>>>
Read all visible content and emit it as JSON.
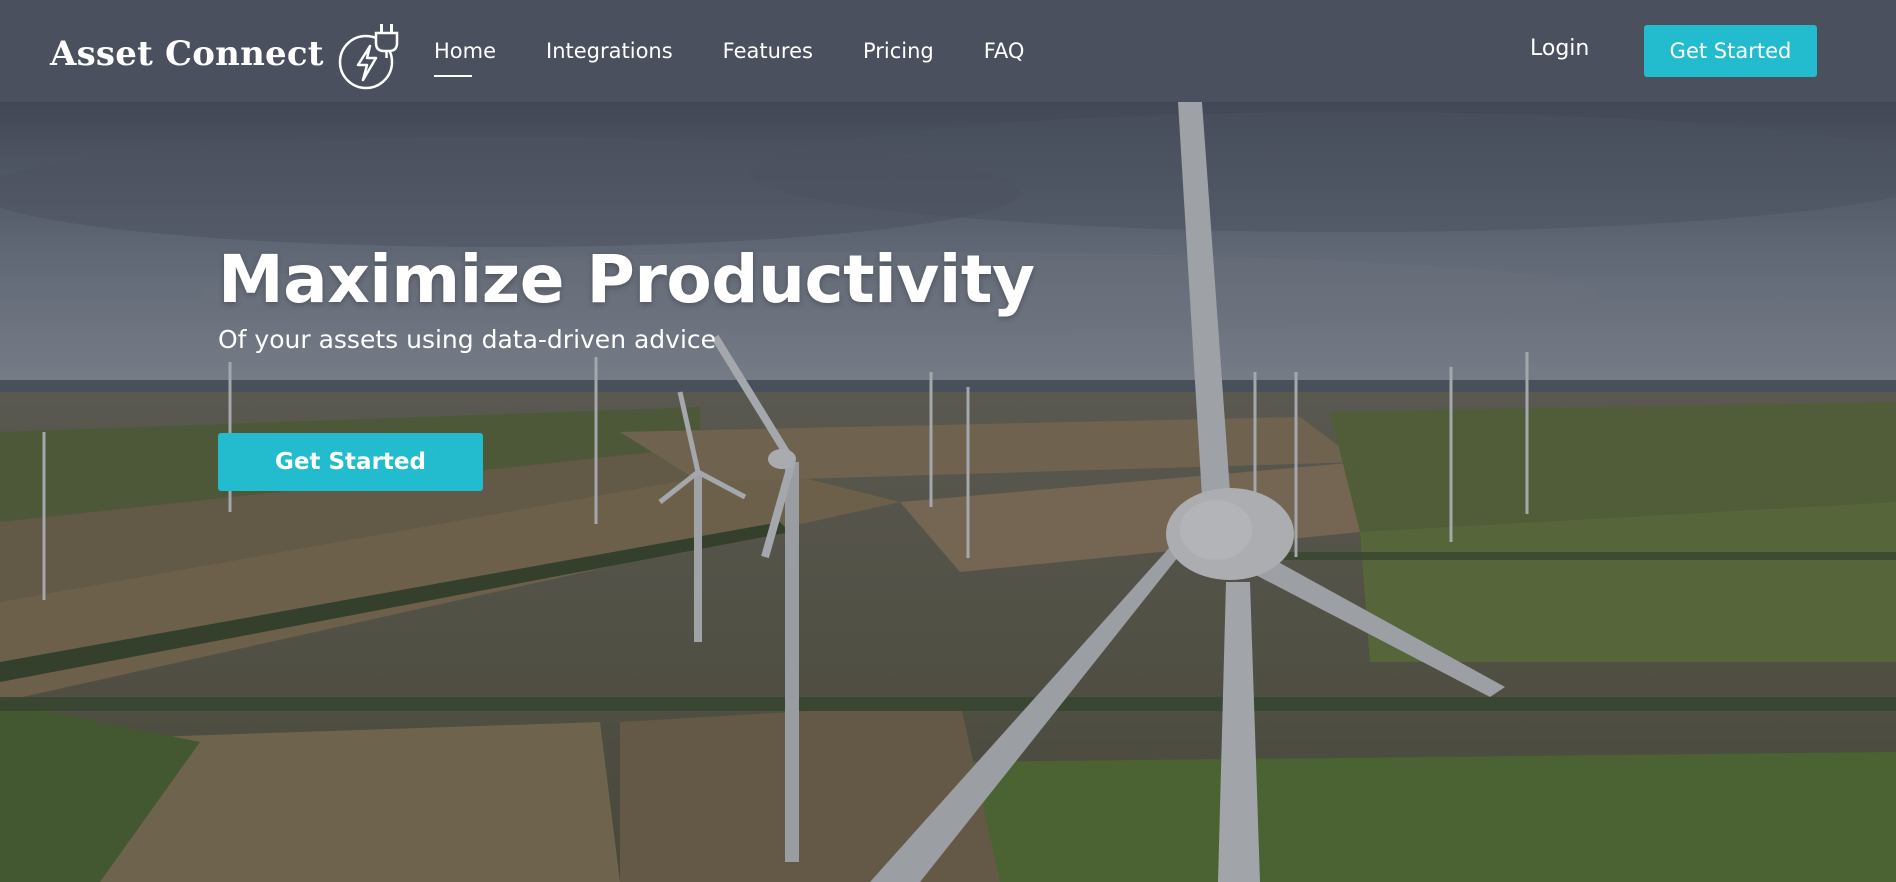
{
  "brand": {
    "name": "Asset Connect",
    "icon": "bolt-plug-icon"
  },
  "nav": {
    "items": [
      {
        "label": "Home",
        "active": true
      },
      {
        "label": "Integrations",
        "active": false
      },
      {
        "label": "Features",
        "active": false
      },
      {
        "label": "Pricing",
        "active": false
      },
      {
        "label": "FAQ",
        "active": false
      }
    ],
    "login_label": "Login",
    "cta_label": "Get Started"
  },
  "hero": {
    "title": "Maximize Productivity",
    "subtitle": "Of your assets using data-driven advice",
    "cta_label": "Get Started"
  },
  "colors": {
    "navbar": "#4b505f",
    "accent": "#22bcce",
    "text": "#ffffff"
  }
}
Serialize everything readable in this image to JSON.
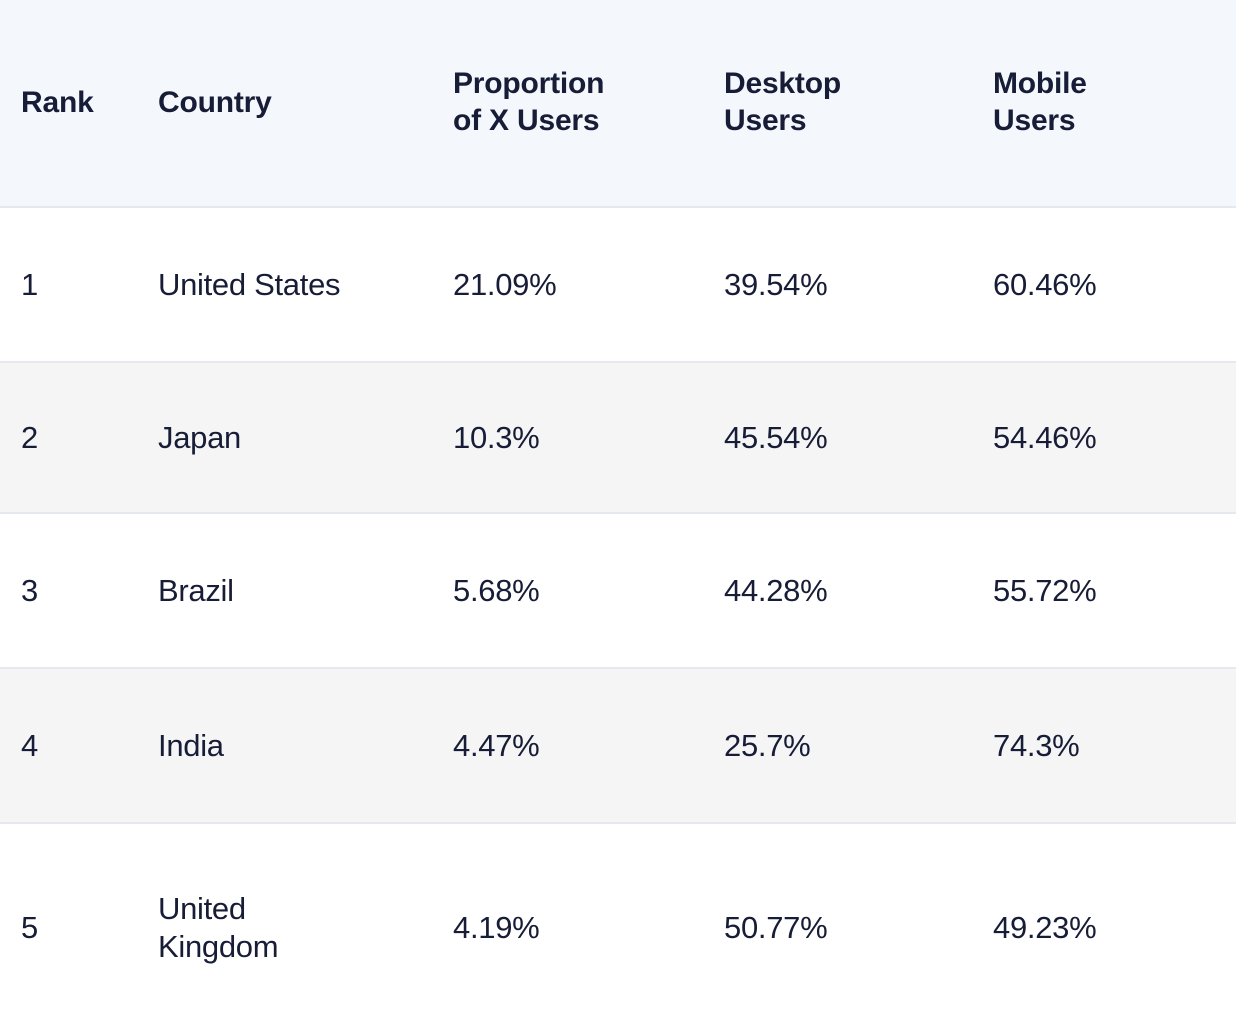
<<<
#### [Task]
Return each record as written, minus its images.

#### [Result for this task]
Read all visible content and emit it as JSON.
{
  "brand": {
    "name": "Asset Connect",
    "icon": "bolt-plug-icon"
  },
  "nav": {
    "items": [
      {
        "label": "Home",
        "active": true
      },
      {
        "label": "Integrations",
        "active": false
      },
      {
        "label": "Features",
        "active": false
      },
      {
        "label": "Pricing",
        "active": false
      },
      {
        "label": "FAQ",
        "active": false
      }
    ],
    "login_label": "Login",
    "cta_label": "Get Started"
  },
  "hero": {
    "title": "Maximize Productivity",
    "subtitle": "Of your assets using data-driven advice",
    "cta_label": "Get Started"
  },
  "colors": {
    "navbar": "#4b505f",
    "accent": "#22bcce",
    "text": "#ffffff"
  }
}
Serialize everything readable in this image to JSON.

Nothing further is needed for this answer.